> Your objective
An exact copy of every entry below is required, and no picture may appear in it.

(Data records for software interfaces)
★ ★ ★

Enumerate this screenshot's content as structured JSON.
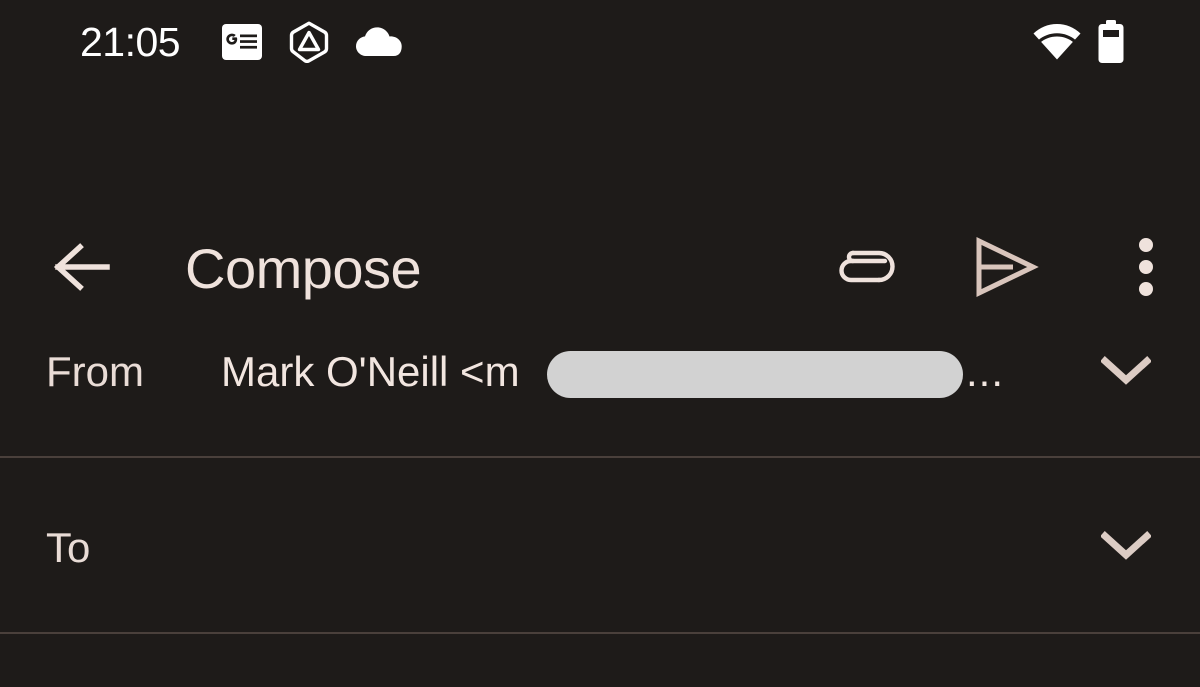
{
  "status_bar": {
    "time": "21:05",
    "left_icons": [
      {
        "name": "google-news-icon"
      },
      {
        "name": "google-drive-icon"
      },
      {
        "name": "cloud-icon"
      }
    ],
    "right_icons": [
      {
        "name": "wifi-icon"
      },
      {
        "name": "battery-icon"
      }
    ]
  },
  "app_bar": {
    "back_label": "back-arrow-icon",
    "title": "Compose",
    "actions": [
      {
        "name": "attach-file-icon"
      },
      {
        "name": "send-icon"
      },
      {
        "name": "overflow-menu-icon"
      }
    ]
  },
  "compose": {
    "from": {
      "label": "From",
      "value": "Mark O'Neill <m",
      "redacted": true,
      "truncation": "...",
      "expand_icon": "chevron-down-icon"
    },
    "to": {
      "label": "To",
      "value": "",
      "expand_icon": "chevron-down-icon"
    }
  },
  "colors": {
    "background": "#1E1B19",
    "on_surface": "#EFE2DC",
    "status_text": "#FFFFFF",
    "divider": "#4A403B",
    "redaction": "#D2D2D2"
  }
}
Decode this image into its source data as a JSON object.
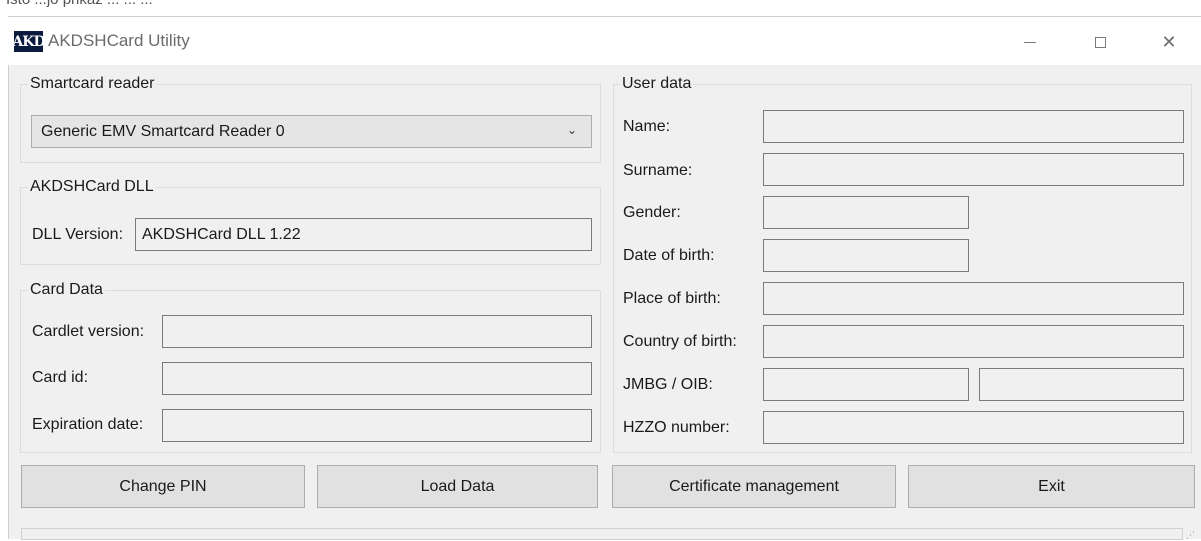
{
  "header_fragment": "Isto ...jo prikaz ... ... ...",
  "window": {
    "title": "AKDSHCard Utility",
    "logo_text": "AKD"
  },
  "smartcard": {
    "legend": "Smartcard reader",
    "reader_selected": "Generic EMV Smartcard Reader 0"
  },
  "dll": {
    "legend": "AKDSHCard DLL",
    "version_label": "DLL Version:",
    "version_value": "AKDSHCard DLL 1.22"
  },
  "card_data": {
    "legend": "Card Data",
    "cardlet_label": "Cardlet version:",
    "cardlet_value": "",
    "card_id_label": "Card id:",
    "card_id_value": "",
    "expiration_label": "Expiration date:",
    "expiration_value": ""
  },
  "user_data": {
    "legend": "User data",
    "name_label": "Name:",
    "name_value": "",
    "surname_label": "Surname:",
    "surname_value": "",
    "gender_label": "Gender:",
    "gender_value": "",
    "dob_label": "Date of birth:",
    "dob_value": "",
    "pob_label": "Place of birth:",
    "pob_value": "",
    "cob_label": "Country of birth:",
    "cob_value": "",
    "jmbg_label": "JMBG / OIB:",
    "jmbg_value": "",
    "oib_value": "",
    "hzzo_label": "HZZO number:",
    "hzzo_value": ""
  },
  "buttons": {
    "change_pin": "Change PIN",
    "load_data": "Load Data",
    "cert_mgmt": "Certificate management",
    "exit": "Exit"
  },
  "icons": {
    "minimize": "minimize-icon",
    "maximize": "maximize-icon",
    "close": "close-icon",
    "dropdown": "chevron-down-icon",
    "grip": "resize-grip-icon"
  },
  "colors": {
    "window_bg": "#f0f0f0",
    "button_bg": "#e1e1e1",
    "logo_bg": "#0a1b3d"
  }
}
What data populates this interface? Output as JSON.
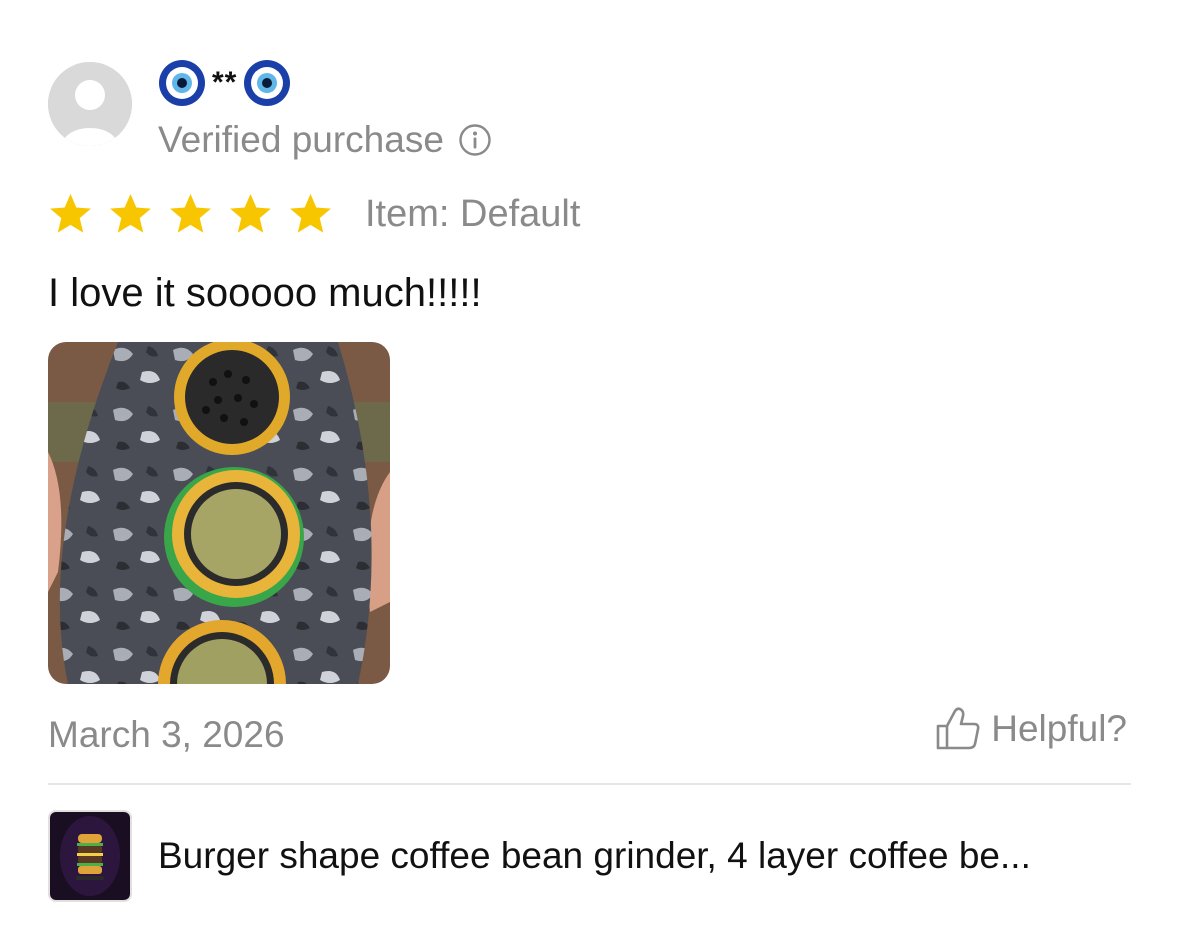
{
  "review": {
    "user_name_masked": "**",
    "verified_label": "Verified purchase",
    "rating": 5,
    "item_label": "Item: Default",
    "text": "I love it sooooo much!!!!!",
    "date": "March 3, 2026",
    "helpful_label": "Helpful?"
  },
  "product": {
    "title": "Burger shape coffee bean grinder, 4 layer coffee be..."
  },
  "colors": {
    "star": "#f7c600",
    "muted_text": "#8a8a8a",
    "divider": "#e6e6e6"
  },
  "icons": {
    "avatar": "default-avatar-icon",
    "name_decoration": "nazar-amulet-icon",
    "info": "info-circle-icon",
    "star": "star-icon",
    "helpful": "thumbs-up-icon"
  }
}
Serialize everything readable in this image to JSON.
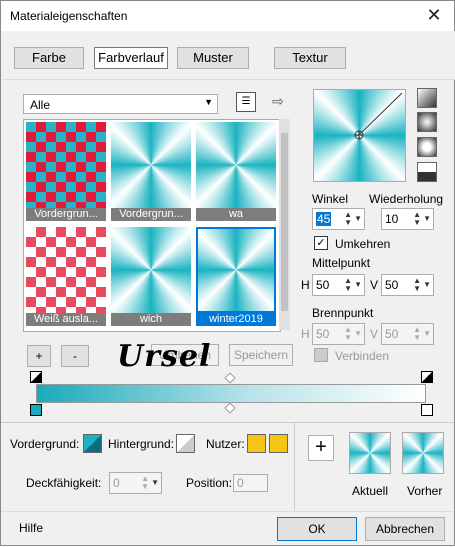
{
  "window": {
    "title": "Materialeigenschaften",
    "close_glyph": "✕"
  },
  "tabs": [
    {
      "label": "Farbe",
      "active": false
    },
    {
      "label": "Farbverlauf",
      "active": true
    },
    {
      "label": "Muster",
      "active": false
    },
    {
      "label": "Textur",
      "active": false
    }
  ],
  "category_select": {
    "value": "Alle"
  },
  "gradients": [
    {
      "label": "Vordergrun...",
      "style": "checker"
    },
    {
      "label": "Vordergrun...",
      "style": "sunburst"
    },
    {
      "label": "wa",
      "style": "sunburst"
    },
    {
      "label": "Weiß ausla...",
      "style": "checker-red"
    },
    {
      "label": "wich",
      "style": "sunburst"
    },
    {
      "label": "winter2019",
      "style": "sunburst",
      "selected": true
    }
  ],
  "settings": {
    "winkel_label": "Winkel",
    "winkel_value": "45",
    "wiederholung_label": "Wiederholung",
    "wiederholung_value": "10",
    "umkehren_label": "Umkehren",
    "umkehren_checked": true,
    "mittelpunkt_label": "Mittelpunkt",
    "mittel_h_label": "H",
    "mittel_h_value": "50",
    "mittel_v_label": "V",
    "mittel_v_value": "50",
    "brennpunkt_label": "Brennpunkt",
    "brenn_h_label": "H",
    "brenn_h_value": "50",
    "brenn_v_label": "V",
    "brenn_v_value": "50",
    "verbinden_label": "Verbinden"
  },
  "actions": {
    "add": "+",
    "remove": "-",
    "umbenennen": "Umbenen",
    "speichern": "Speichern"
  },
  "watermark": "Ursel",
  "lower": {
    "vordergrund_label": "Vordergrund:",
    "hintergrund_label": "Hintergrund:",
    "nutzer_label": "Nutzer:",
    "nutzer_color": "#f5c518",
    "deckfaehigkeit_label": "Deckfähigkeit:",
    "deckfaehigkeit_value": "0",
    "position_label": "Position:",
    "position_value": "0",
    "add_glyph": "+",
    "aktuell_label": "Aktuell",
    "vorher_label": "Vorher"
  },
  "footer": {
    "hilfe": "Hilfe",
    "ok": "OK",
    "abbrechen": "Abbrechen"
  }
}
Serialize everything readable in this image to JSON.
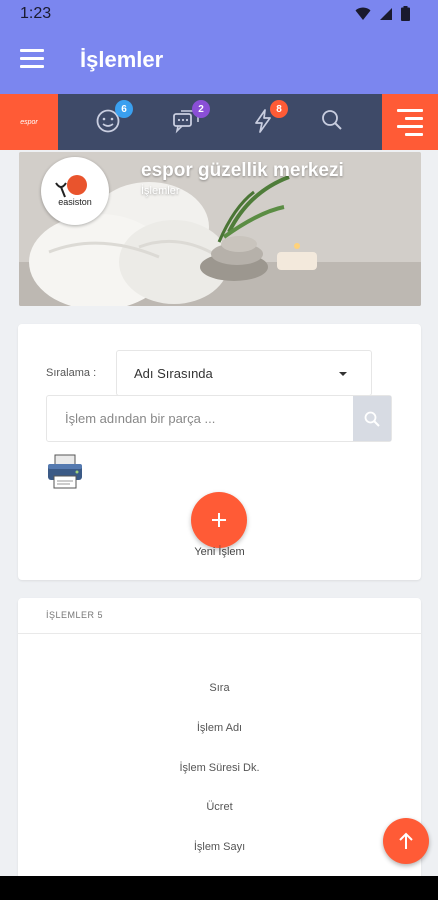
{
  "status_bar": {
    "time": "1:23"
  },
  "app_bar": {
    "title": "İşlemler"
  },
  "toolbar": {
    "brand": "espor",
    "badges": {
      "smiley": "6",
      "chat": "2",
      "flash": "8"
    },
    "colors": {
      "smiley_badge": "#3aa0f0",
      "chat_badge": "#8a4fd6",
      "flash_badge": "#ff5b36"
    }
  },
  "banner": {
    "business_name": "espor güzellik merkezi",
    "subtitle": "İşlemler",
    "logo_text": "easiston"
  },
  "controls": {
    "sort_label": "Sıralama :",
    "sort_value": "Adı Sırasında",
    "search_placeholder": "İşlem adından bir parça ...",
    "add_label": "Yeni İşlem"
  },
  "list": {
    "header": "İŞLEMLER 5",
    "columns": [
      "Sıra",
      "İşlem Adı",
      "İşlem Süresi Dk.",
      "Ücret",
      "İşlem Sayı"
    ]
  },
  "colors": {
    "primary": "#7b86ef",
    "accent": "#ff5b36",
    "toolbar_bg": "#3e4a68"
  }
}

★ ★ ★

> Solution to this exercise
Enumerate this screenshot's content as structured JSON.
{
  "status_bar": {
    "time": "21:05",
    "left_icons": [
      {
        "name": "google-news-icon"
      },
      {
        "name": "google-drive-icon"
      },
      {
        "name": "cloud-icon"
      }
    ],
    "right_icons": [
      {
        "name": "wifi-icon"
      },
      {
        "name": "battery-icon"
      }
    ]
  },
  "app_bar": {
    "back_label": "back-arrow-icon",
    "title": "Compose",
    "actions": [
      {
        "name": "attach-file-icon"
      },
      {
        "name": "send-icon"
      },
      {
        "name": "overflow-menu-icon"
      }
    ]
  },
  "compose": {
    "from": {
      "label": "From",
      "value": "Mark O'Neill <m",
      "redacted": true,
      "truncation": "...",
      "expand_icon": "chevron-down-icon"
    },
    "to": {
      "label": "To",
      "value": "",
      "expand_icon": "chevron-down-icon"
    }
  },
  "colors": {
    "background": "#1E1B19",
    "on_surface": "#EFE2DC",
    "status_text": "#FFFFFF",
    "divider": "#4A403B",
    "redaction": "#D2D2D2"
  }
}
Decode this image into its source data as a JSON object.
{
  "header_fragment": "Isto ...jo prikaz ... ... ...",
  "window": {
    "title": "AKDSHCard Utility",
    "logo_text": "AKD"
  },
  "smartcard": {
    "legend": "Smartcard reader",
    "reader_selected": "Generic EMV Smartcard Reader 0"
  },
  "dll": {
    "legend": "AKDSHCard DLL",
    "version_label": "DLL Version:",
    "version_value": "AKDSHCard DLL 1.22"
  },
  "card_data": {
    "legend": "Card Data",
    "cardlet_label": "Cardlet version:",
    "cardlet_value": "",
    "card_id_label": "Card id:",
    "card_id_value": "",
    "expiration_label": "Expiration date:",
    "expiration_value": ""
  },
  "user_data": {
    "legend": "User data",
    "name_label": "Name:",
    "name_value": "",
    "surname_label": "Surname:",
    "surname_value": "",
    "gender_label": "Gender:",
    "gender_value": "",
    "dob_label": "Date of birth:",
    "dob_value": "",
    "pob_label": "Place of birth:",
    "pob_value": "",
    "cob_label": "Country of birth:",
    "cob_value": "",
    "jmbg_label": "JMBG / OIB:",
    "jmbg_value": "",
    "oib_value": "",
    "hzzo_label": "HZZO number:",
    "hzzo_value": ""
  },
  "buttons": {
    "change_pin": "Change PIN",
    "load_data": "Load Data",
    "cert_mgmt": "Certificate management",
    "exit": "Exit"
  },
  "icons": {
    "minimize": "minimize-icon",
    "maximize": "maximize-icon",
    "close": "close-icon",
    "dropdown": "chevron-down-icon",
    "grip": "resize-grip-icon"
  },
  "colors": {
    "window_bg": "#f0f0f0",
    "button_bg": "#e1e1e1",
    "logo_bg": "#0a1b3d"
  }
}
What data populates this interface? Output as JSON.
{
  "review": {
    "user_name_masked": "**",
    "verified_label": "Verified purchase",
    "rating": 5,
    "item_label": "Item: Default",
    "text": "I love it sooooo much!!!!!",
    "date": "March 3, 2026",
    "helpful_label": "Helpful?"
  },
  "product": {
    "title": "Burger shape coffee bean grinder, 4 layer coffee be..."
  },
  "colors": {
    "star": "#f7c600",
    "muted_text": "#8a8a8a",
    "divider": "#e6e6e6"
  },
  "icons": {
    "avatar": "default-avatar-icon",
    "name_decoration": "nazar-amulet-icon",
    "info": "info-circle-icon",
    "star": "star-icon",
    "helpful": "thumbs-up-icon"
  }
}
Serialize everything readable in this image to JSON.
{
  "window": {
    "title": "Materialeigenschaften",
    "close_glyph": "✕"
  },
  "tabs": [
    {
      "label": "Farbe",
      "active": false
    },
    {
      "label": "Farbverlauf",
      "active": true
    },
    {
      "label": "Muster",
      "active": false
    },
    {
      "label": "Textur",
      "active": false
    }
  ],
  "category_select": {
    "value": "Alle"
  },
  "gradients": [
    {
      "label": "Vordergrun...",
      "style": "checker"
    },
    {
      "label": "Vordergrun...",
      "style": "sunburst"
    },
    {
      "label": "wa",
      "style": "sunburst"
    },
    {
      "label": "Weiß ausla...",
      "style": "checker-red"
    },
    {
      "label": "wich",
      "style": "sunburst"
    },
    {
      "label": "winter2019",
      "style": "sunburst",
      "selected": true
    }
  ],
  "settings": {
    "winkel_label": "Winkel",
    "winkel_value": "45",
    "wiederholung_label": "Wiederholung",
    "wiederholung_value": "10",
    "umkehren_label": "Umkehren",
    "umkehren_checked": true,
    "mittelpunkt_label": "Mittelpunkt",
    "mittel_h_label": "H",
    "mittel_h_value": "50",
    "mittel_v_label": "V",
    "mittel_v_value": "50",
    "brennpunkt_label": "Brennpunkt",
    "brenn_h_label": "H",
    "brenn_h_value": "50",
    "brenn_v_label": "V",
    "brenn_v_value": "50",
    "verbinden_label": "Verbinden"
  },
  "actions": {
    "add": "+",
    "remove": "-",
    "umbenennen": "Umbenen",
    "speichern": "Speichern"
  },
  "watermark": "Ursel",
  "lower": {
    "vordergrund_label": "Vordergrund:",
    "hintergrund_label": "Hintergrund:",
    "nutzer_label": "Nutzer:",
    "nutzer_color": "#f5c518",
    "deckfaehigkeit_label": "Deckfähigkeit:",
    "deckfaehigkeit_value": "0",
    "position_label": "Position:",
    "position_value": "0",
    "add_glyph": "+",
    "aktuell_label": "Aktuell",
    "vorher_label": "Vorher"
  },
  "footer": {
    "hilfe": "Hilfe",
    "ok": "OK",
    "abbrechen": "Abbrechen"
  }
}
Serialize everything readable in this image to JSON.
{
  "status_bar": {
    "time": "1:23"
  },
  "app_bar": {
    "title": "İşlemler"
  },
  "toolbar": {
    "brand": "espor",
    "badges": {
      "smiley": "6",
      "chat": "2",
      "flash": "8"
    },
    "colors": {
      "smiley_badge": "#3aa0f0",
      "chat_badge": "#8a4fd6",
      "flash_badge": "#ff5b36"
    }
  },
  "banner": {
    "business_name": "espor güzellik merkezi",
    "subtitle": "İşlemler",
    "logo_text": "easiston"
  },
  "controls": {
    "sort_label": "Sıralama :",
    "sort_value": "Adı Sırasında",
    "search_placeholder": "İşlem adından bir parça ...",
    "add_label": "Yeni İşlem"
  },
  "list": {
    "header": "İŞLEMLER 5",
    "columns": [
      "Sıra",
      "İşlem Adı",
      "İşlem Süresi Dk.",
      "Ücret",
      "İşlem Sayı"
    ]
  },
  "colors": {
    "primary": "#7b86ef",
    "accent": "#ff5b36",
    "toolbar_bg": "#3e4a68"
  }
}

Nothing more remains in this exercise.